### What the exercise asks
Among the records below, find each line that includes the string "Sekolah" and copy it.

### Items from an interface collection

________________

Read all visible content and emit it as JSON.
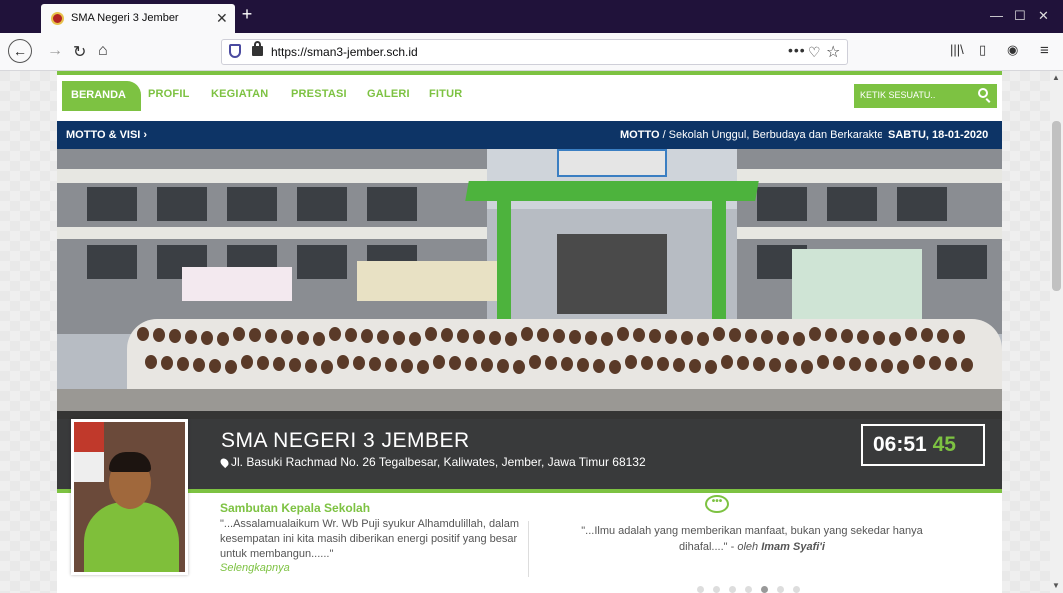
{
  "browser": {
    "tab_title": "SMA Negeri 3 Jember",
    "url": "https://sman3-jember.sch.id"
  },
  "nav": {
    "active": "BERANDA",
    "items": [
      "PROFIL",
      "KEGIATAN",
      "PRESTASI",
      "GALERI",
      "FITUR"
    ],
    "search_placeholder": "KETIK SESUATU.."
  },
  "ticker": {
    "left": "MOTTO & VISI ›",
    "motto_label": "MOTTO",
    "motto_text": " / Sekolah Unggul, Berbudaya dan Berkarakter",
    "date": "SABTU, 18-01-2020"
  },
  "hero": {
    "school_name": "SMA NEGERI 3 JEMBER",
    "address": "Jl. Basuki Rachmad No. 26 Tegalbesar, Kaliwates, Jember, Jawa Timur 68132",
    "clock_hm": "06:51",
    "clock_sec": "45"
  },
  "welcome": {
    "heading": "Sambutan Kepala Sekolah",
    "text": "\"...Assalamualaikum Wr. Wb Puji syukur Alhamdulillah, dalam kesempatan ini kita masih diberikan energi positif yang besar untuk membangun......\"",
    "more": "Selengkapnya"
  },
  "quote": {
    "text": "\"...Ilmu adalah yang memberikan manfaat, bukan yang sekedar hanya dihafal....\" - ",
    "by_prefix": "oleh ",
    "author": "Imam Syafi'i",
    "slides": 7,
    "active_slide": 5
  },
  "colors": {
    "accent": "#7dc242",
    "navy": "#0d3466"
  }
}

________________

### Solution to the problem
    "motto_text": " / Sekolah Unggul, Berbudaya dan Berkarakter",
    "heading": "Sambutan Kepala Sekolah",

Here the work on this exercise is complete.